Ebony Publisher Loses Battle With Illness
John H. Johnson, founder, publisher and chairman of Johnson Publishing Co. Inc., which publishes Ebony and Jet magazines, died Aug. 8 at Northwestern Memorial Hospital, in Chicago, of heart failure after an undisclosed illness. He was 87.
He founded the cosmetics and media empire in 1942. He started Ebony in 1945 and nurtured it to become the largest African American-owned magazine in the world, according to the company's Web site, with a current circulation of 1.7 million. Johnson founded Jet in 1951 and launched the monthly Ebony Man in 1985.
Johnson was born into poverty in Arkansas City, Ark., in 1918. He credits his mother, Gertrude Johnson Williams, for giving him his start.
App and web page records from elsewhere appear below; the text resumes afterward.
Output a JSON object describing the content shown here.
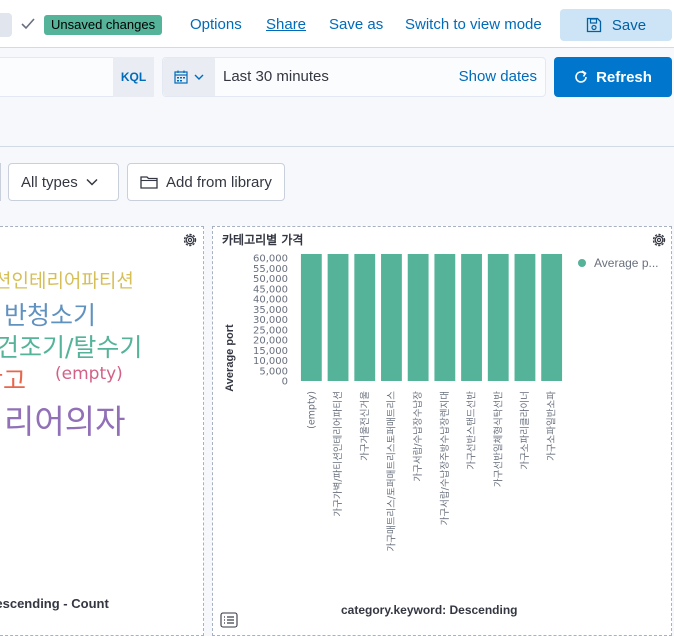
{
  "topbar": {
    "badge": "Unsaved changes",
    "options": "Options",
    "share": "Share",
    "save_as": "Save as",
    "switch_view": "Switch to view mode",
    "save": "Save"
  },
  "query": {
    "language": "KQL",
    "date_range": "Last 30 minutes",
    "show_dates": "Show dates",
    "refresh": "Refresh"
  },
  "toolbar": {
    "all_types": "All types",
    "add_from_library": "Add from library"
  },
  "left_panel": {
    "words": [
      {
        "text": "션인테리어파티션",
        "color": "#d6bf57"
      },
      {
        "text": "반청소기",
        "color": "#6092c0"
      },
      {
        "text": "건조기/탈수기",
        "color": "#54b399"
      },
      {
        "text": "장고",
        "color": "#e7664c"
      },
      {
        "text": "(empty)",
        "color": "#d36086"
      },
      {
        "text": "리어의자",
        "color": "#9170b8"
      }
    ],
    "footer": "Descending - Count"
  },
  "chart_data": {
    "type": "bar",
    "title": "카테고리별 가격",
    "ylabel": "Average port",
    "xlabel": "category.keyword: Descending",
    "legend": [
      "Average p..."
    ],
    "legend_position": "top-right",
    "ylim": [
      0,
      62000
    ],
    "yticks": [
      "60,000",
      "55,000",
      "50,000",
      "45,000",
      "40,000",
      "35,000",
      "30,000",
      "25,000",
      "20,000",
      "15,000",
      "10,000",
      "5,000",
      "0"
    ],
    "categories": [
      "(empty)",
      "가구가벽/파티션인테리어파티션",
      "가구거울전신거울",
      "가구매트리스/토퍼매트리스토퍼매트리스",
      "가구서랍/수납장수납장",
      "가구서랍/수납장주방수납장렌지대",
      "가구선반스탠드선반",
      "가구선반일체형식탁선반",
      "가구소파리클라이너",
      "가구소파일반소파"
    ],
    "values": [
      62000,
      62000,
      62000,
      62000,
      62000,
      62000,
      62000,
      62000,
      62000,
      62000
    ],
    "bar_color": "#54b399"
  }
}
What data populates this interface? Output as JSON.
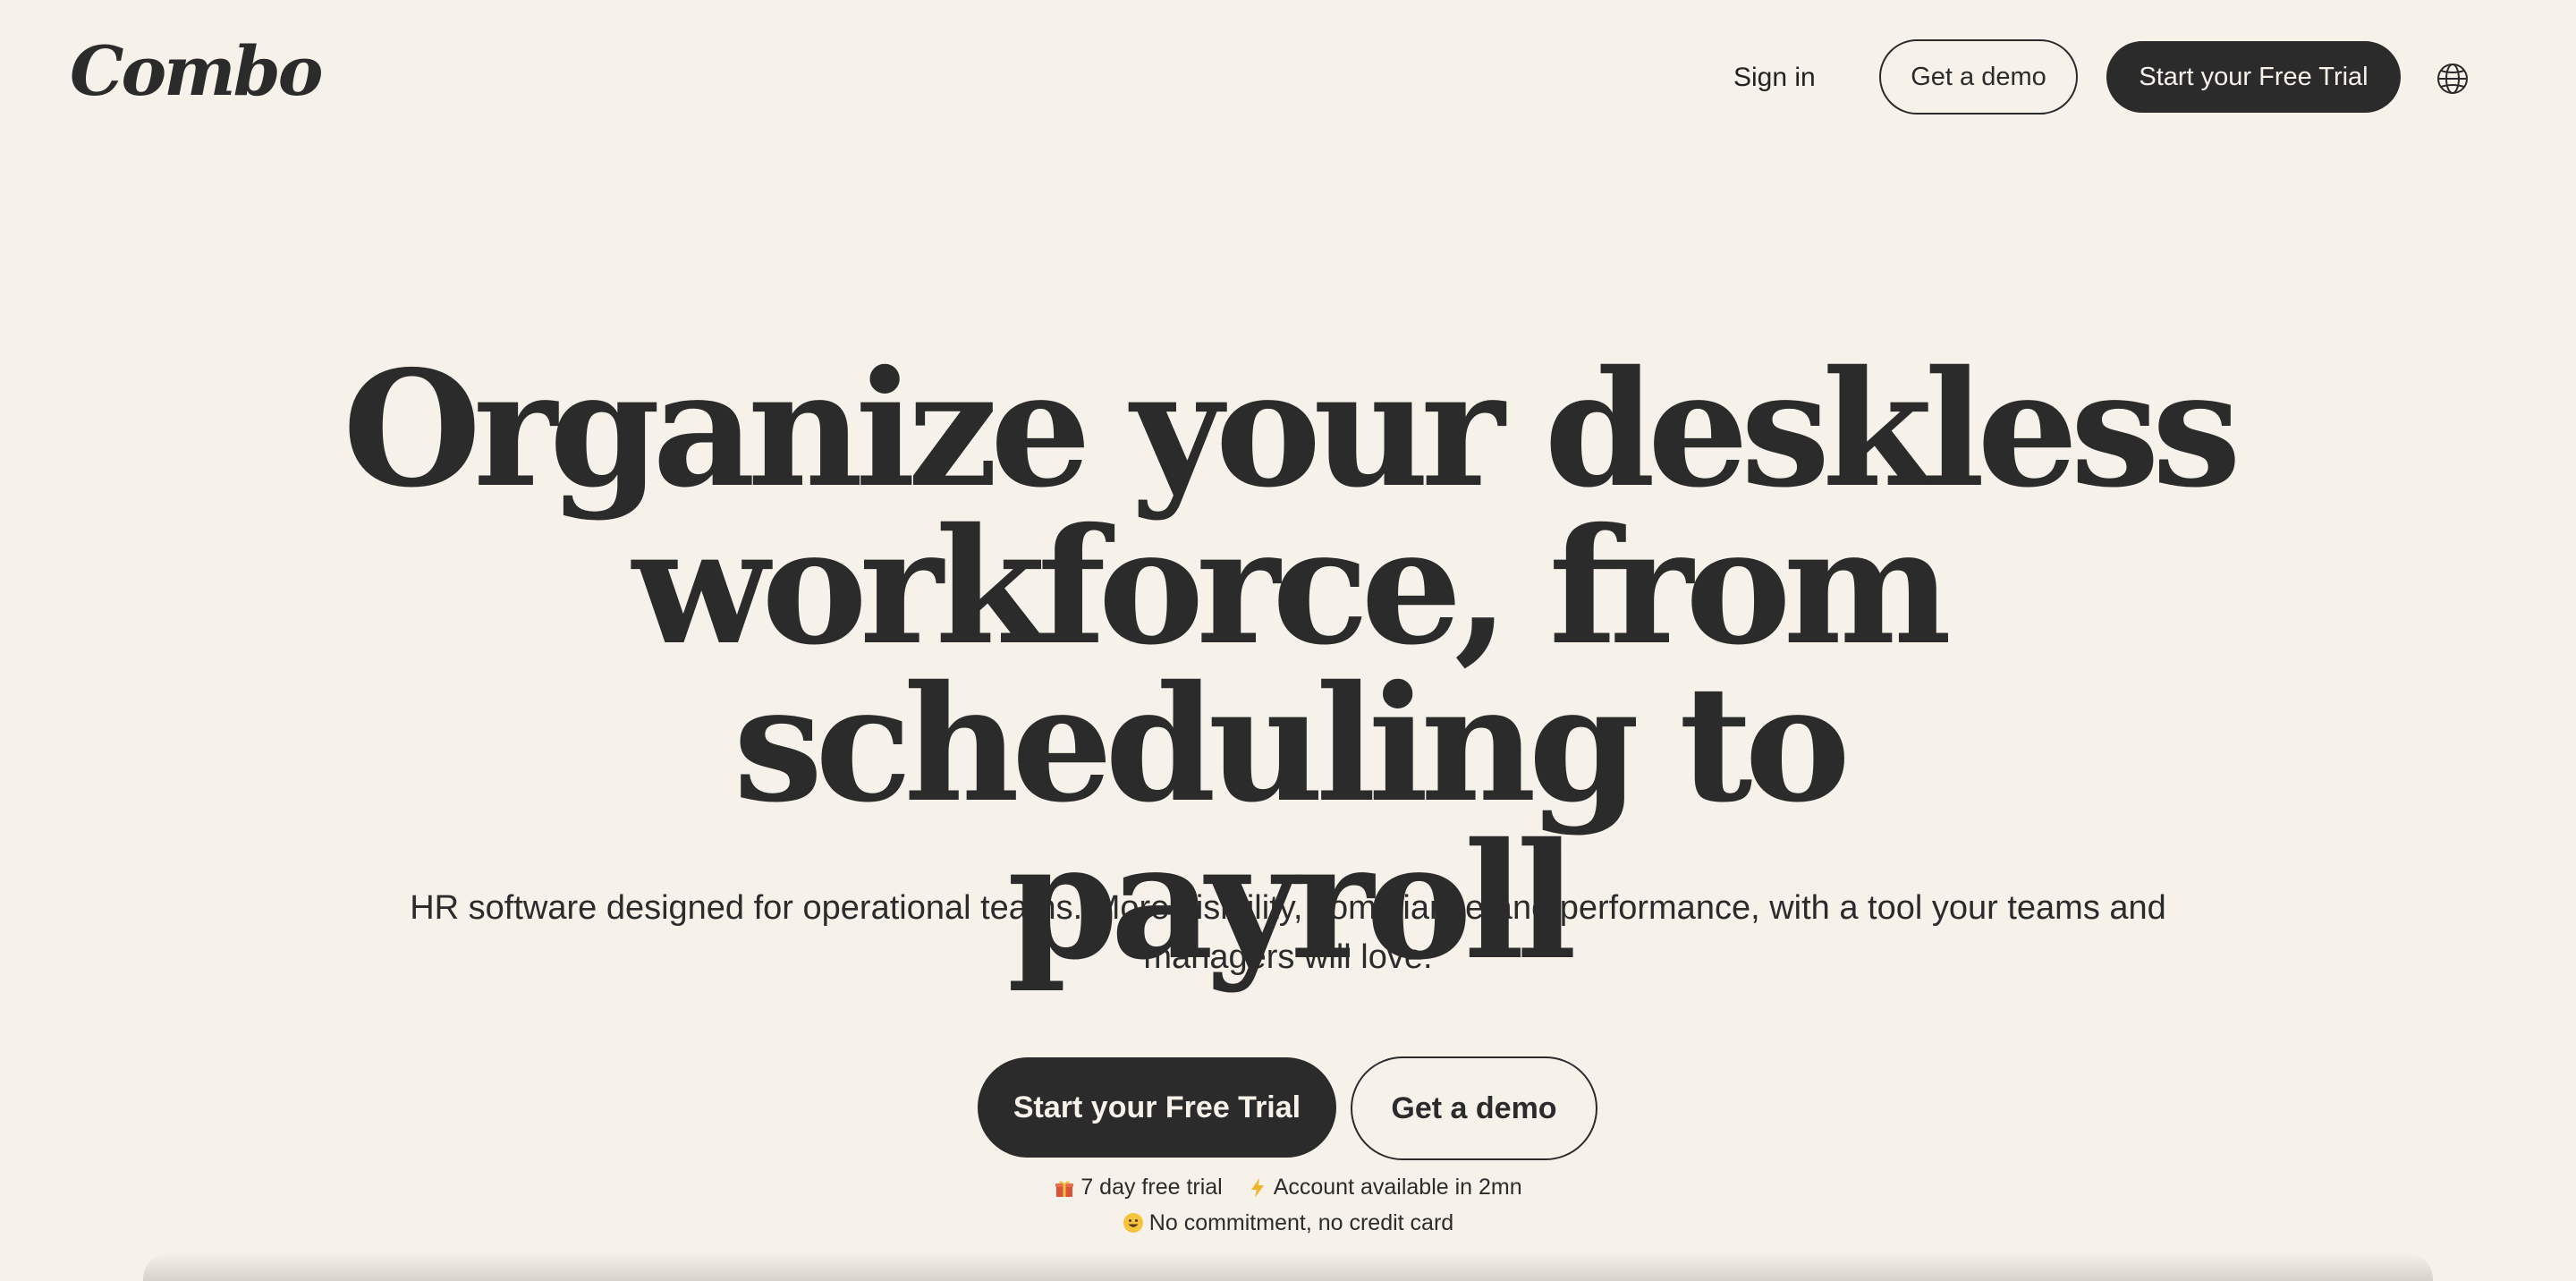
{
  "header": {
    "logo_text": "Combo",
    "signin_label": "Sign in",
    "demo_label": "Get a demo",
    "trial_label": "Start your Free Trial",
    "language_icon": "globe-icon"
  },
  "hero": {
    "headline_line1": "Organize your deskless",
    "headline_line2": "workforce, from scheduling to",
    "headline_line3": "payroll",
    "subhead_line1": "HR software designed for operational teams. More visibility, compliance and performance, with a tool your teams and",
    "subhead_line2": "managers will love.",
    "cta_trial_label": "Start your Free Trial",
    "cta_demo_label": "Get a demo",
    "perks": {
      "trial_days": "7 day free trial",
      "account_ready": "Account available in 2mn",
      "no_commitment": "No commitment, no credit card"
    }
  },
  "colors": {
    "background": "#f6f2ea",
    "ink": "#2b2b2b"
  }
}
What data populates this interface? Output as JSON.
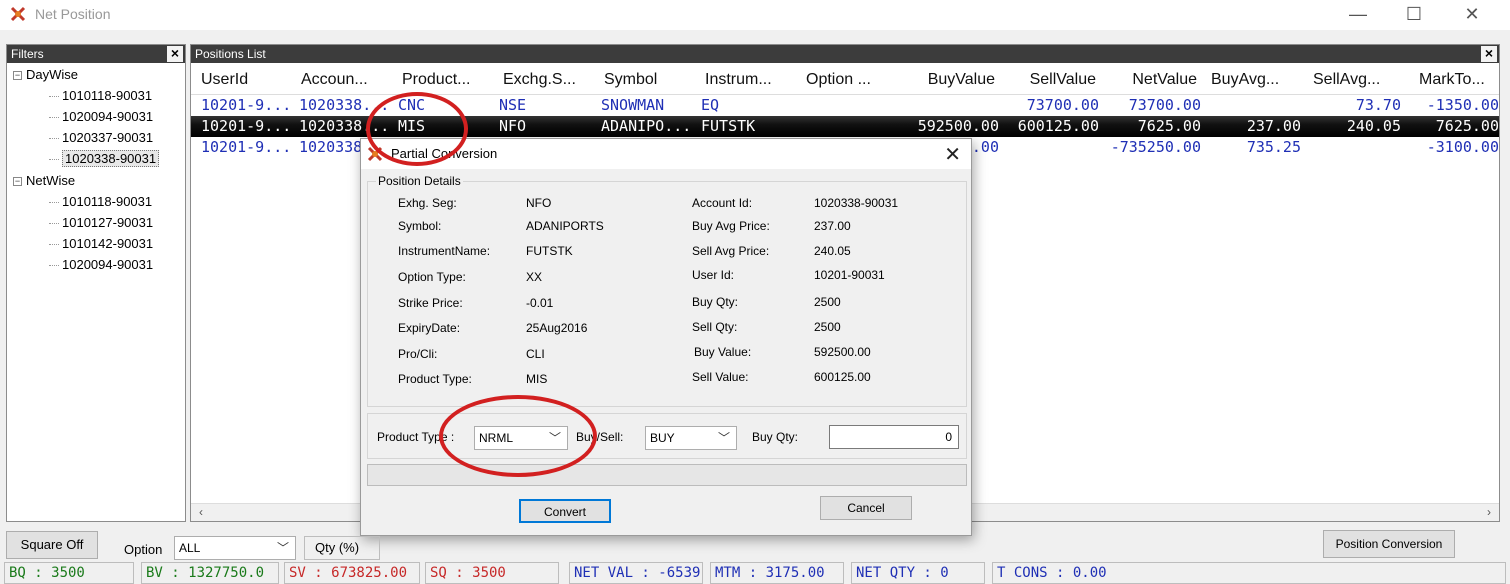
{
  "window": {
    "title": "Net Position",
    "minimize": "—",
    "maximize": "☐",
    "close": "✕"
  },
  "filters": {
    "header": "Filters",
    "daywise": {
      "label": "DayWise",
      "items": [
        "1010118-90031",
        "1020094-90031",
        "1020337-90031",
        "1020338-90031"
      ]
    },
    "netwise": {
      "label": "NetWise",
      "items": [
        "1010118-90031",
        "1010127-90031",
        "1010142-90031",
        "1020094-90031"
      ]
    }
  },
  "positions": {
    "header": "Positions List",
    "columns": [
      "UserId",
      "Accoun...",
      "Product...",
      "Exchg.S...",
      "Symbol",
      "Instrum...",
      "Option ...",
      "BuyValue",
      "SellValue",
      "NetValue",
      "BuyAvg...",
      "SellAvg...",
      "MarkTo..."
    ],
    "rows": [
      [
        "10201-9...",
        "1020338...",
        "CNC",
        "NSE",
        "SNOWMAN",
        "EQ",
        "",
        "",
        "73700.00",
        "73700.00",
        "",
        "73.70",
        "-1350.00"
      ],
      [
        "10201-9...",
        "1020338...",
        "MIS",
        "NFO",
        "ADANIPO...",
        "FUTSTK",
        "",
        "592500.00",
        "600125.00",
        "7625.00",
        "237.00",
        "240.05",
        "7625.00"
      ],
      [
        "10201-9...",
        "1020338...",
        "",
        "",
        "",
        "",
        "",
        ".00",
        "",
        "-735250.00",
        "735.25",
        "",
        "-3100.00"
      ]
    ]
  },
  "dialog": {
    "title": "Partial Conversion",
    "group": "Position Details",
    "left": [
      {
        "label": "Exhg. Seg:",
        "value": "NFO"
      },
      {
        "label": "Symbol:",
        "value": "ADANIPORTS"
      },
      {
        "label": "InstrumentName:",
        "value": "FUTSTK"
      },
      {
        "label": "Option Type:",
        "value": "XX"
      },
      {
        "label": "Strike Price:",
        "value": "-0.01"
      },
      {
        "label": "ExpiryDate:",
        "value": "25Aug2016"
      },
      {
        "label": "Pro/Cli:",
        "value": "CLI"
      },
      {
        "label": "Product Type:",
        "value": "MIS"
      }
    ],
    "right": [
      {
        "label": "Account Id:",
        "value": "1020338-90031"
      },
      {
        "label": "Buy Avg Price:",
        "value": "237.00"
      },
      {
        "label": "Sell Avg Price:",
        "value": "240.05"
      },
      {
        "label": "User Id:",
        "value": "10201-90031"
      },
      {
        "label": "Buy Qty:",
        "value": "2500"
      },
      {
        "label": "Sell  Qty:",
        "value": "2500"
      },
      {
        "label": "Buy Value:",
        "value": "592500.00"
      },
      {
        "label": "Sell  Value:",
        "value": "600125.00"
      }
    ],
    "product_type_label": "Product Type :",
    "product_type_value": "NRML",
    "buysell_label": "Buy/Sell:",
    "buysell_value": "BUY",
    "buyqty_label": "Buy Qty:",
    "buyqty_value": "0",
    "convert": "Convert",
    "cancel": "Cancel"
  },
  "bottom": {
    "square_off": "Square Off",
    "option_label": "Option",
    "option_value": "ALL",
    "qty_label": "Qty (%)",
    "position_conversion": "Position Conversion"
  },
  "status": {
    "bq": "BQ : 3500",
    "bv": "BV : 1327750.0",
    "sv": "SV : 673825.00",
    "sq": "SQ : 3500",
    "net_val": "NET VAL : -6539",
    "mtm": "MTM : 3175.00",
    "net_qty": "NET QTY : 0",
    "t_cons": "T CONS : 0.00"
  },
  "colors": {
    "buy": "#1a7a1a",
    "sell": "#c62828",
    "neutral": "#1f2fb5",
    "highlight": "#d22020"
  }
}
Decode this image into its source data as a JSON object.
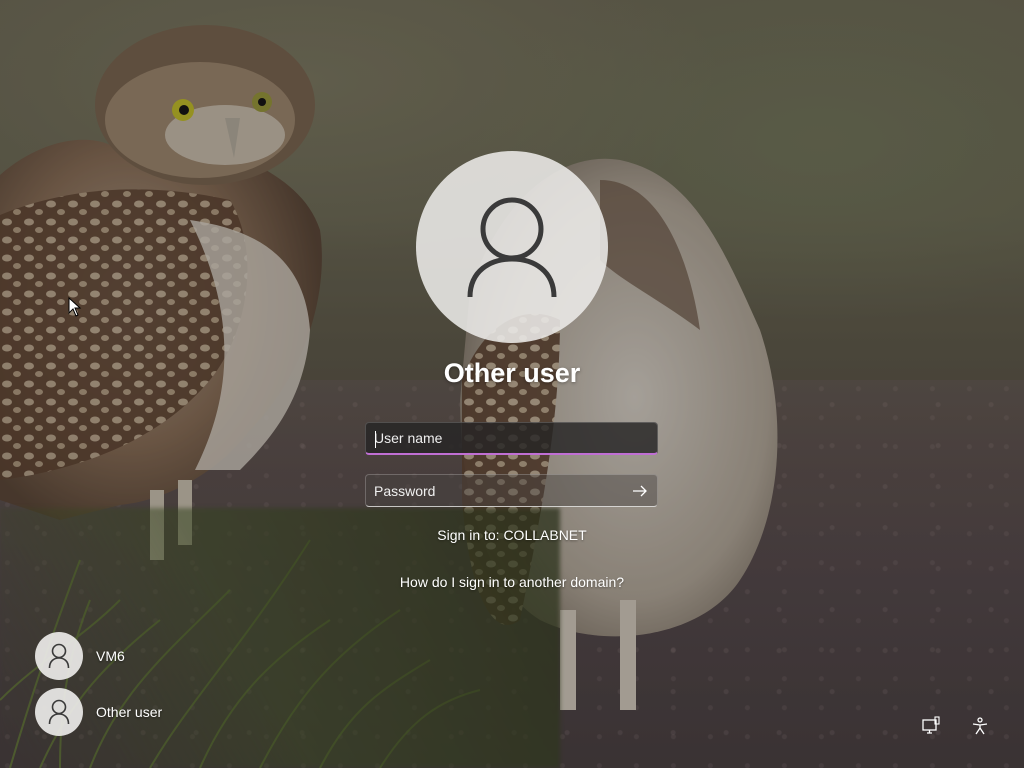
{
  "login": {
    "title": "Other user",
    "username_placeholder": "User name",
    "password_placeholder": "Password",
    "signin_domain": "Sign in to: COLLABNET",
    "domain_help_link": "How do I sign in to another domain?"
  },
  "users": [
    {
      "name": "VM6",
      "icon": "user-avatar-icon"
    },
    {
      "name": "Other user",
      "icon": "user-avatar-icon"
    }
  ],
  "corner_icons": [
    "network-icon",
    "accessibility-icon"
  ],
  "colors": {
    "accent_underline": "#c06fd4",
    "text": "#ffffff",
    "avatar_bg": "#eceae8"
  }
}
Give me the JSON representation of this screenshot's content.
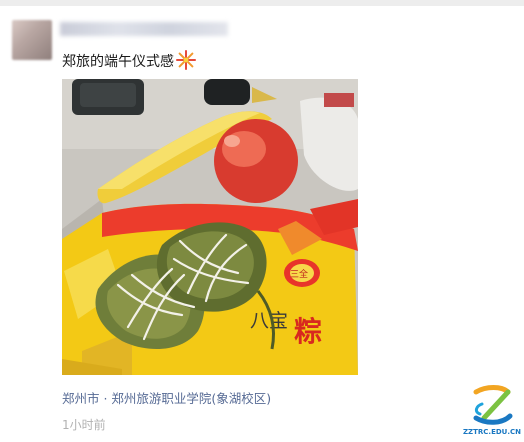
{
  "post": {
    "text": "郑旅的端午仪式感",
    "emoji": "firework-icon",
    "location": "郑州市 · 郑州旅游职业学院(象湖校区)",
    "time": "1小时前"
  },
  "photo": {
    "subject": "zongzi-photo",
    "package_lines": [
      "八宝",
      "粽"
    ]
  },
  "watermark": {
    "text": "ZZTRC.EDU.CN"
  },
  "colors": {
    "link": "#576b95",
    "time": "#b2b2b2",
    "text": "#1a1a1a"
  }
}
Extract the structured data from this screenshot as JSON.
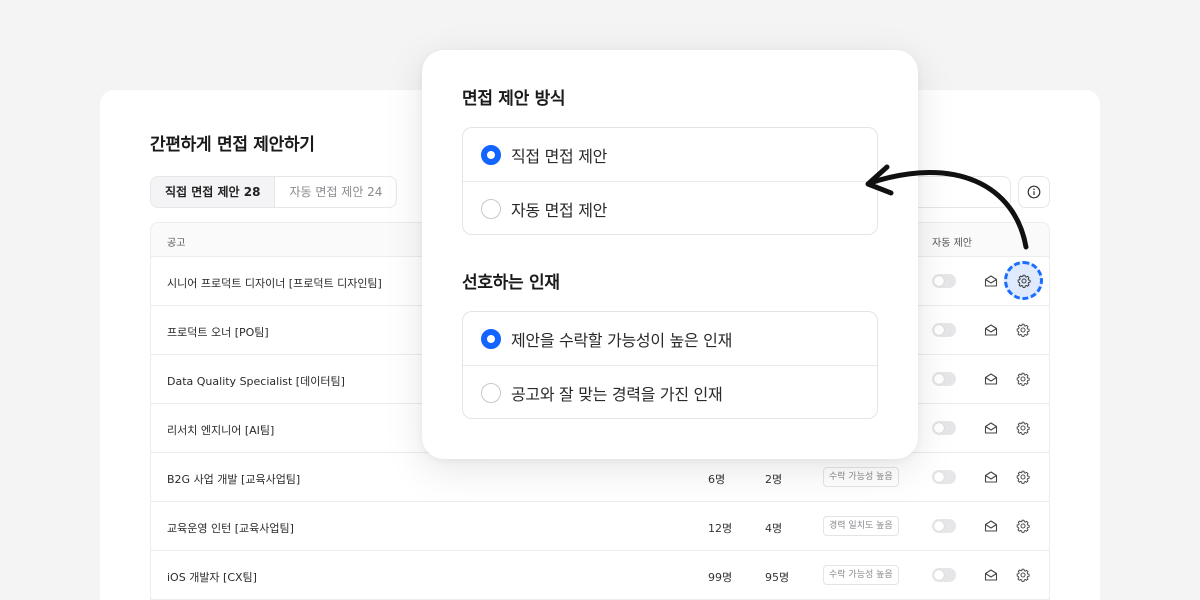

His wife Eunice W. Johnson, secretary treasurer of the company, and his daughter, Linda Johnson Rice, who is chief executive officer of Johnson Publishing, supported Johnson throughout his career.
In his autobiography, "Succeeding Against the Odds," Mr. Johnson said, "I believe that the only failure is failing to try ... and if my life has meaning ... it is because millions of Americans, Black and White, have proved through me that the Dream is still alive and well and working in America."